Segment Start: INFORMATION GIVEN

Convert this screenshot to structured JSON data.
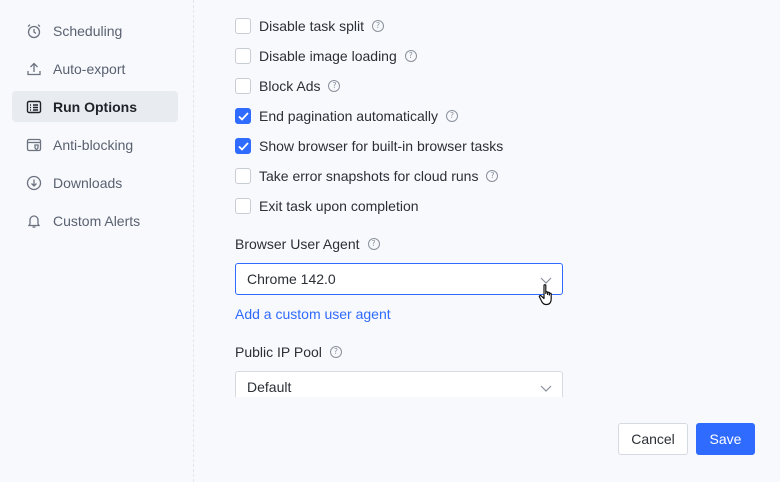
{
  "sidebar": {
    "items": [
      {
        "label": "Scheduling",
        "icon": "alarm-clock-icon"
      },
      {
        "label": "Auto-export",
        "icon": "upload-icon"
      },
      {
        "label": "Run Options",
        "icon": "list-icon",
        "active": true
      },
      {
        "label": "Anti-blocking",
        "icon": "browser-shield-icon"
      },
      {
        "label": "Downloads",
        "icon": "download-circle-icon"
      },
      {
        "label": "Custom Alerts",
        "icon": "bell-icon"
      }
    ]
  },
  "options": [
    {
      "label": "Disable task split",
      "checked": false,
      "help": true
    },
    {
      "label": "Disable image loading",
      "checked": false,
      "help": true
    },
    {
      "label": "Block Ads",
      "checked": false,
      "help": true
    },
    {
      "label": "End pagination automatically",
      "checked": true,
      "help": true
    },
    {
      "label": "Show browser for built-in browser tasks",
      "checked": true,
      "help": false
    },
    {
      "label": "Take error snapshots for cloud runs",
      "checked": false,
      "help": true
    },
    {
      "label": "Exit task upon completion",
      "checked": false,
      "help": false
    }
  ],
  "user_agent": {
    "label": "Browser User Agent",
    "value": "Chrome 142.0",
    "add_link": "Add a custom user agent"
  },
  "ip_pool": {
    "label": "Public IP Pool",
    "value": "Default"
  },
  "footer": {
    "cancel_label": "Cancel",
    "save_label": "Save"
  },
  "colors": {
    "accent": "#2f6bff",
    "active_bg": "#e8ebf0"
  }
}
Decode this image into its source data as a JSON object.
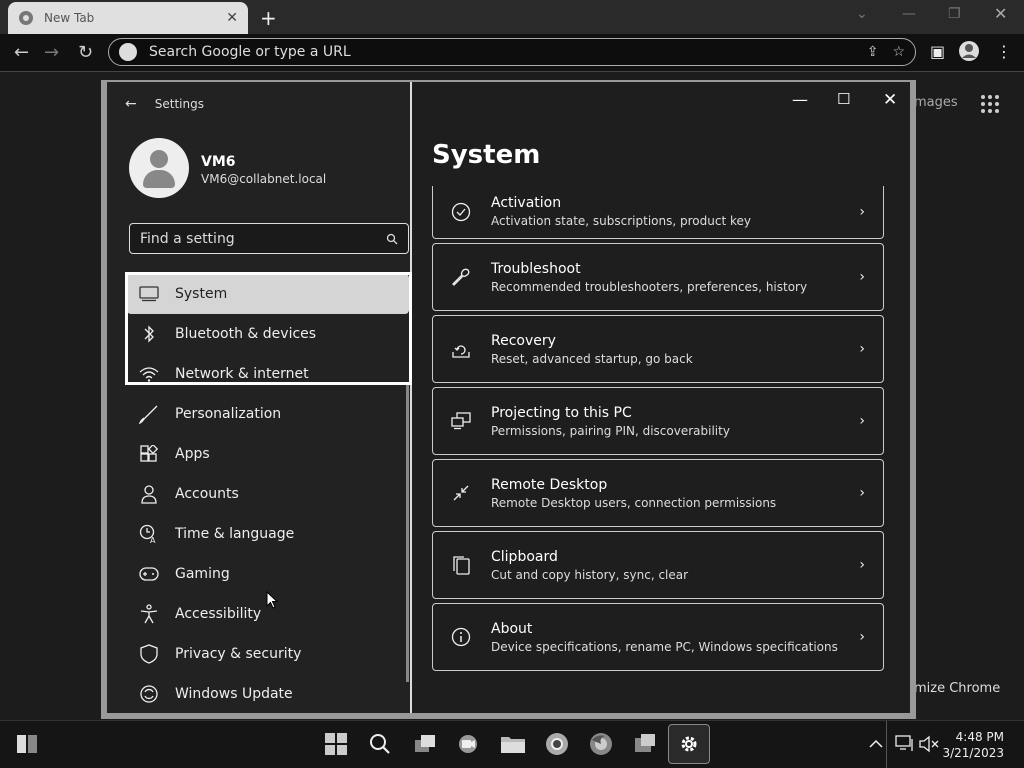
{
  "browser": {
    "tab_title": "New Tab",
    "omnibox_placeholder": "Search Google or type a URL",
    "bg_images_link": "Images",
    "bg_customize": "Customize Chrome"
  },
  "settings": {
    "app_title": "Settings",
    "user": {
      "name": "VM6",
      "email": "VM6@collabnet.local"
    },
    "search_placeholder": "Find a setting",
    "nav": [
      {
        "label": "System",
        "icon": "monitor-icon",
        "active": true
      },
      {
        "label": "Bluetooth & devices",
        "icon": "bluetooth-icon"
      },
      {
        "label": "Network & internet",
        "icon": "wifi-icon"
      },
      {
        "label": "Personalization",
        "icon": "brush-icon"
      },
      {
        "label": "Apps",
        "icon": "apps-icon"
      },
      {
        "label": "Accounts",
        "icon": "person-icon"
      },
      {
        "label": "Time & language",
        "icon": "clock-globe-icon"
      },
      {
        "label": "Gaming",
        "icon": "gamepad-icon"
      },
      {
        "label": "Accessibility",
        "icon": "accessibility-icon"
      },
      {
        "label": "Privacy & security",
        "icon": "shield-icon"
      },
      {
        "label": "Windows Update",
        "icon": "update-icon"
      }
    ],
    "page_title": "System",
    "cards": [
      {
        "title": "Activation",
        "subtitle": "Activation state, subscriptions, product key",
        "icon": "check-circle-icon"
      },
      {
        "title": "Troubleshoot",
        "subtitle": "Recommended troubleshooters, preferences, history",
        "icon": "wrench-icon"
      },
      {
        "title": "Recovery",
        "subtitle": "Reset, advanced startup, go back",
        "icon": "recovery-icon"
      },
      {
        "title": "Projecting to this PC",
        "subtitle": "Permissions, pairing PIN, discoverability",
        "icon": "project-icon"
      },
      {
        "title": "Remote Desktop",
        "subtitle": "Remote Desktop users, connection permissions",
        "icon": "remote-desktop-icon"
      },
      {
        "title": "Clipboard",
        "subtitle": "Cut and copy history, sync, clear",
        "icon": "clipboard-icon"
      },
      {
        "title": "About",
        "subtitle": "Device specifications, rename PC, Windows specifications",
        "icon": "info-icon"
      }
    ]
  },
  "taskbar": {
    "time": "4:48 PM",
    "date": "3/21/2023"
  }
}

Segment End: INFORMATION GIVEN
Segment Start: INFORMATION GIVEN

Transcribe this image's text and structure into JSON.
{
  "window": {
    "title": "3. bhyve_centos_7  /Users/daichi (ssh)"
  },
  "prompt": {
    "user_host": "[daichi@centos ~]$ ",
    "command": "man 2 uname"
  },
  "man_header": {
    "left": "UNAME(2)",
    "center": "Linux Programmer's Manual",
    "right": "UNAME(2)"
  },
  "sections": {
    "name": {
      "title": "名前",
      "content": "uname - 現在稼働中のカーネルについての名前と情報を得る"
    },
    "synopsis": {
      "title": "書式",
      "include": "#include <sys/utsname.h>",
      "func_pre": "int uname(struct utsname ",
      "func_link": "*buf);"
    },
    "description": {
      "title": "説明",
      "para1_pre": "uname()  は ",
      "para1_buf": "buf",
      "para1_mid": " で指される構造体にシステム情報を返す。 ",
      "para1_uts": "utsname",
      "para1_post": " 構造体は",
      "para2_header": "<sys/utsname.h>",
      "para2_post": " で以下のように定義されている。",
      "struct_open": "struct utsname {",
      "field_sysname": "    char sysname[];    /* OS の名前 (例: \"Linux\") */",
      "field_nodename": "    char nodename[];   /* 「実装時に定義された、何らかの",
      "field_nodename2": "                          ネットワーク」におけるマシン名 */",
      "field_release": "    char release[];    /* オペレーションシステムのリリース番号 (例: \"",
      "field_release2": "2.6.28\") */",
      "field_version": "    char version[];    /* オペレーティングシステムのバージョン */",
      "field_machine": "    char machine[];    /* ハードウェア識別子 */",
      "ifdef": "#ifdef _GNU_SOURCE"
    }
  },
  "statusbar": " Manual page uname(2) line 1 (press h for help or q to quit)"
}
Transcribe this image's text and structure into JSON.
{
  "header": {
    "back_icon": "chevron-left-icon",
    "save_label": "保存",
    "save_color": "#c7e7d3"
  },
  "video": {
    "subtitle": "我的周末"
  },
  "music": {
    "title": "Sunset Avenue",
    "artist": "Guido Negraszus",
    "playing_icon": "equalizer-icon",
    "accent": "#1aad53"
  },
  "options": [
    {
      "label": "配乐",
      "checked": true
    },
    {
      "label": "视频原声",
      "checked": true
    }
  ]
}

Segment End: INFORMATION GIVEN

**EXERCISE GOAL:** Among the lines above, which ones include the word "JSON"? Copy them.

**REPLY TO THE EXERCISE:**
Convert this screenshot to structured JSON data.
Decode this image into its source data as a JSON object.
Transcribe this image's text and structure into JSON.
Transcribe this image's text and structure into JSON.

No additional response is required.